“The finances of both programs have been severely impacted by the 2020 pandemic and recession,” the trustees said. But “in the face of unprecedented uncertainty,” there is no consensus on what long-term effects the pandemic would have. A pressing question for Medicare: will the population of beneficiaries who survived the pandemic be healthier overall, or will there be high numbers of new illnesses such as long-term COVID?
Social Security pays benefits to more than 65 million Americans, mostly retirees but also the disabled and survivors of deceased workers. Medicare covers more than 60 million elderly and disabled people. Both programs together make up more than 40% of the federal budget and have a stabilizing effect not only for families, but also for the economy.
While the long-term projections are sobering, there has been good news for social security recipients in the short term.
Government economists who produced the Social Security report estimated that recent increases in inflation are causing the cost of living adjustment to approach 6% in 2022, a huge increase from the 1.3% COLA granted for this year.
Some of this can lead to higher Medicare costs. Medicare’s “Part B” premium for home health insurance is set to increase by $ 10 per month to $ 158.50 per month in 2022, according to the interim assumptions of the report. The official number won’t be released until later this year.
Social security and Medicare remain under severe financial pressure with the retirement of millions of baby boomers living longer than previous generations.
When the Social Security Trust Fund runs out, the government can pay 78% of the planned benefits, the report said. If the Medicare inpatient trust trust fund runs out, it will only be able to pay 91% of expected costs, mostly hospital bills.
Since cuts of this magnitude would cause political turmoil, a future Congress will likely find ways to reclaim the lost benefits, either by increasing wage taxes for current workers or by increasing government borrowing to cover the shortfall. Medicare could also allow lawmakers to increase the premiums paid by beneficiaries.
It is unclear how Medicare predicts the debate on Capitol Hill about authorizing the program to negotiate prescription drug prices and then using the projected savings to provide new Medicare coverage for dental, visual and health care Hearing services will impact. Republicans have argued that any savings should be used to support the underlying program, not to add to the benefits.

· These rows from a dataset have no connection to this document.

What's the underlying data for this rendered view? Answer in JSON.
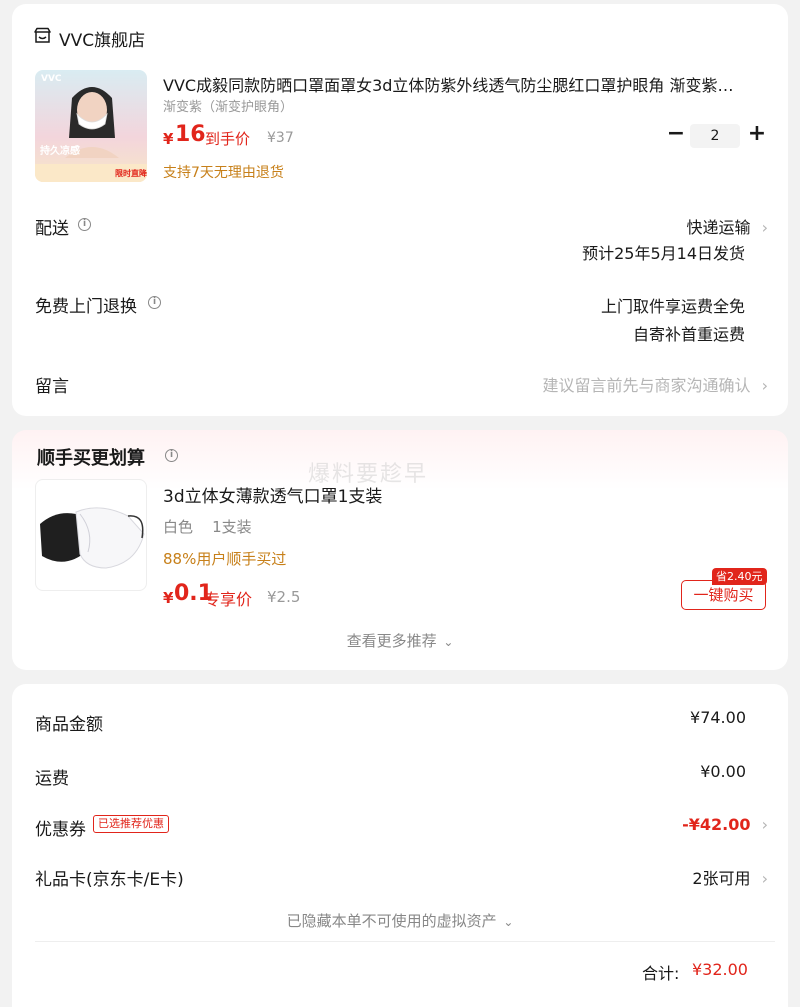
{
  "store": {
    "name": "VVC旗舰店",
    "product": {
      "title": "VVC成毅同款防晒口罩面罩女3d立体防紫外线透气防尘腮红口罩护眼角 渐变紫…",
      "spec": "渐变紫（渐变护眼角）",
      "currency": "¥",
      "price": "16",
      "price_tag": "到手价",
      "original_price": "¥37",
      "return_note": "支持7天无理由退货",
      "thumb_brand": "VVC",
      "thumb_caption": "持久凉感",
      "thumb_badge": "限时直降",
      "quantity": "2"
    },
    "delivery": {
      "label": "配送",
      "method": "快递运输",
      "eta": "预计25年5月14日发货"
    },
    "free_return": {
      "label": "免费上门退换",
      "line1": "上门取件享运费全免",
      "line2": "自寄补首重运费"
    },
    "message": {
      "label": "留言",
      "placeholder": "建议留言前先与商家沟通确认"
    }
  },
  "addon": {
    "title": "顺手买更划算",
    "watermark": "爆料要趁早",
    "name": "3d立体女薄款透气口罩1支装",
    "spec": "白色    1支装",
    "social": "88%用户顺手买过",
    "currency": "¥",
    "price": "0.1",
    "price_tag": "专享价",
    "original_price": "¥2.5",
    "save_badge": "省2.40元",
    "buy_label": "一键购买",
    "more_label": "查看更多推荐"
  },
  "summary": {
    "goods_label": "商品金额",
    "goods_value": "¥74.00",
    "shipping_label": "运费",
    "shipping_value": "¥0.00",
    "coupon_label": "优惠券",
    "coupon_badge": "已选推荐优惠",
    "coupon_value": "-¥42.00",
    "giftcard_label": "礼品卡(京东卡/E卡)",
    "giftcard_value": "2张可用",
    "hidden_assets": "已隐藏本单不可使用的虚拟资产",
    "total_label": "合计:",
    "total_value": "¥32.00"
  },
  "colors": {
    "accent": "#e1251b",
    "note": "#c7801a",
    "muted": "#999999"
  }
}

The Medicare report foregone predictions about the new Alzheimer’s drug Aduhelm, which has a list price of $ 55,000. Most of the 6 million Americans dealing with Alzheimer’s will be covered by the program, although not all would be candidates for the drug.

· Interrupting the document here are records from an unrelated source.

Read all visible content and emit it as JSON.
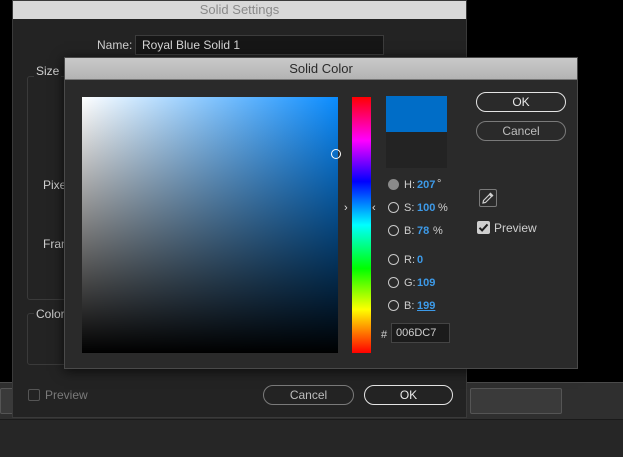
{
  "settings_dialog": {
    "title": "Solid Settings",
    "name_label": "Name:",
    "name_value": "Royal Blue Solid 1",
    "group_size": "Size",
    "group_pixel": "Pixel",
    "group_frame": "Fram",
    "group_color": "Color",
    "preview_label": "Preview",
    "cancel_label": "Cancel",
    "ok_label": "OK"
  },
  "color_dialog": {
    "title": "Solid Color",
    "hsb": [
      {
        "label": "H:",
        "value": "207",
        "unit": "°"
      },
      {
        "label": "S:",
        "value": "100",
        "unit": "%"
      },
      {
        "label": "B:",
        "value": "78",
        "unit": "%"
      }
    ],
    "rgb": [
      {
        "label": "R:",
        "value": "0"
      },
      {
        "label": "G:",
        "value": "109"
      },
      {
        "label": "B:",
        "value": "199"
      }
    ],
    "hex_symbol": "#",
    "hex_value": "006DC7",
    "ok_label": "OK",
    "cancel_label": "Cancel",
    "preview_label": "Preview",
    "preview_checked": true,
    "selected_channel": "H",
    "colors": {
      "new_color": "#006DC7",
      "original_color": "#232323",
      "hue_color": "#0A8CFF",
      "value_text": "#3D9AE8"
    }
  }
}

The trustees’ reports, delayed for months, represent the government’s efforts to assess the impact of last year’s pandemic and recession on social security and health insurance.

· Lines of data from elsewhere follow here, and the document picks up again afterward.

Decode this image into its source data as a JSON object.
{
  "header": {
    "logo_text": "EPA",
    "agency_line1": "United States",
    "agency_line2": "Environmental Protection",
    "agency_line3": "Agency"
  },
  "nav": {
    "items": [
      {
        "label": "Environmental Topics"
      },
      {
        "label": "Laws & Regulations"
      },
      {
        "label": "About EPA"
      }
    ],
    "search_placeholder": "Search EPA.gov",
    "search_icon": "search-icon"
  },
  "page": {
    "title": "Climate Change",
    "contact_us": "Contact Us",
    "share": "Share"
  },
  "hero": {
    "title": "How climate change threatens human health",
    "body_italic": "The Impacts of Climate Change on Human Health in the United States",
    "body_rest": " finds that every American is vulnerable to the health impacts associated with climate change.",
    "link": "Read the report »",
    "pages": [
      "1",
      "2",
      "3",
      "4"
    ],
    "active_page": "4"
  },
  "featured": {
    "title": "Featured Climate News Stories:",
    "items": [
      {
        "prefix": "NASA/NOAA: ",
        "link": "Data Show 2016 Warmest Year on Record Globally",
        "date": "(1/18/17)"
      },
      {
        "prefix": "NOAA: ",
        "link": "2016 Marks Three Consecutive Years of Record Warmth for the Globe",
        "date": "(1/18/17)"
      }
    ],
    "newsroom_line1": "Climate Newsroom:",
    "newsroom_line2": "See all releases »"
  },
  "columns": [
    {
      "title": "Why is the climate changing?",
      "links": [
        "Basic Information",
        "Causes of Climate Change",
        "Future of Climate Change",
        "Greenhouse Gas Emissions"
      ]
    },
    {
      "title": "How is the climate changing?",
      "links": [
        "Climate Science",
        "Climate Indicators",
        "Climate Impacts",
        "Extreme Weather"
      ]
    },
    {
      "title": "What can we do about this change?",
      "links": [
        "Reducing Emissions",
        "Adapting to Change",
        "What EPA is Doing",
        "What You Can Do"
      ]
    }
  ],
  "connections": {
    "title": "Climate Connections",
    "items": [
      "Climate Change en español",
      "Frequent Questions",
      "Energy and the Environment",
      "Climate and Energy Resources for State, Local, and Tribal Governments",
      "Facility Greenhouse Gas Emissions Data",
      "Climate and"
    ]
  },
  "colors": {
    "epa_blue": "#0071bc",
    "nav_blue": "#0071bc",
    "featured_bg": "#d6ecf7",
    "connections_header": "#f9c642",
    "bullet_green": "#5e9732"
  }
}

The U.S. economy lost a staggering 22.4 million jobs in March and April 2020 as the pandemic forced companies to close or reduce their working hours and the economy plunged into recession.
However, the recession was short-lived and new hires recovered as economic growth resumed. Employers have brought back 16.7 million jobs since April 2020, but that increase still leaves the workforce 5.7 million jobs below what it was before the pandemic broke out.
Social Security and Medicare trustees include secretaries for the Treasury, Health & Social Services, and Labor Departments, and the Social Security Officer. They are to be joined by two “public trustees”, knowledgeable private individuals who act as the eyes and ears of the taxpayers and beneficiaries. But these positions have been vacant since July 2015 – before the end of the Obama administration. And there’s no Social Security Commissioner this year either, as President Joe Biden fired Andrew Saul, a holdover from the Trump administration.